::: MATERIAL TO PROCESS
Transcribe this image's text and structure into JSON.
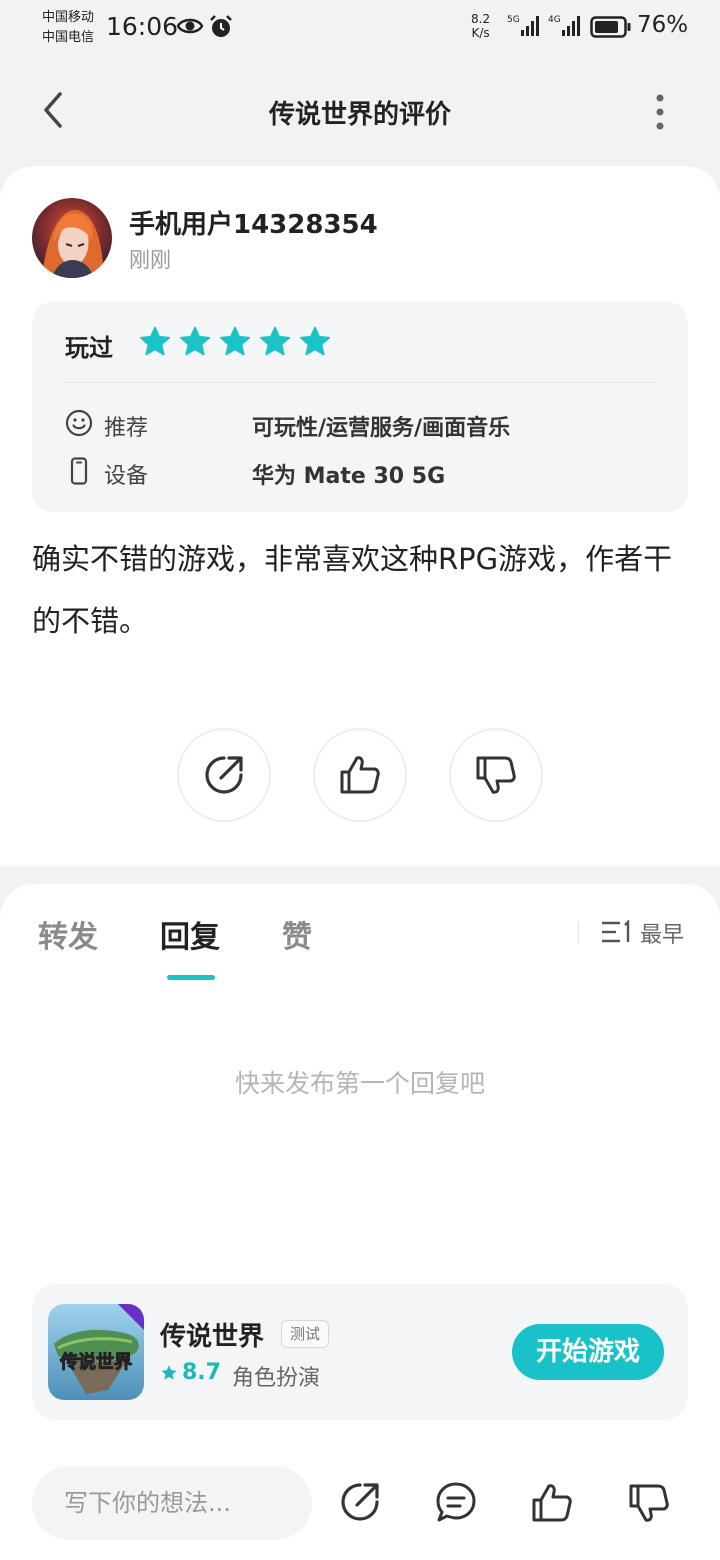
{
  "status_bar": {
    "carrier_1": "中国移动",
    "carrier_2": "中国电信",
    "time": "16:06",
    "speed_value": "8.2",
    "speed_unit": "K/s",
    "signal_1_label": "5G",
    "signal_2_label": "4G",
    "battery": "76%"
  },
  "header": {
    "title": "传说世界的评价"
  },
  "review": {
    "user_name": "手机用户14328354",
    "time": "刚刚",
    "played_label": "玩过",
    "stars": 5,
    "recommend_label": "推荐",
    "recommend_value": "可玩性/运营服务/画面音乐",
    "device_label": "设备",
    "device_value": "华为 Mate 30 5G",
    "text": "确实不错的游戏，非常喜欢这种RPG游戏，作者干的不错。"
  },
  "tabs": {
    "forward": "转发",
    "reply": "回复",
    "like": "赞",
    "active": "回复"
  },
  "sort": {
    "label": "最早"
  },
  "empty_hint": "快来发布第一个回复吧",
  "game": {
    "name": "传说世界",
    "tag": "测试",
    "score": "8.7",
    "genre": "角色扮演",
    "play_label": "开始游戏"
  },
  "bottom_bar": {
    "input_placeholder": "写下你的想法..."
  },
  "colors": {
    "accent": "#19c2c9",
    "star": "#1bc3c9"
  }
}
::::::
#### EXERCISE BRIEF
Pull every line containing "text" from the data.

#### RESPONSE TO THIS EXERCISE
Transcribe this image's text and structure into JSON.
    "text": "确实不错的游戏，非常喜欢这种RPG游戏，作者干的不错。"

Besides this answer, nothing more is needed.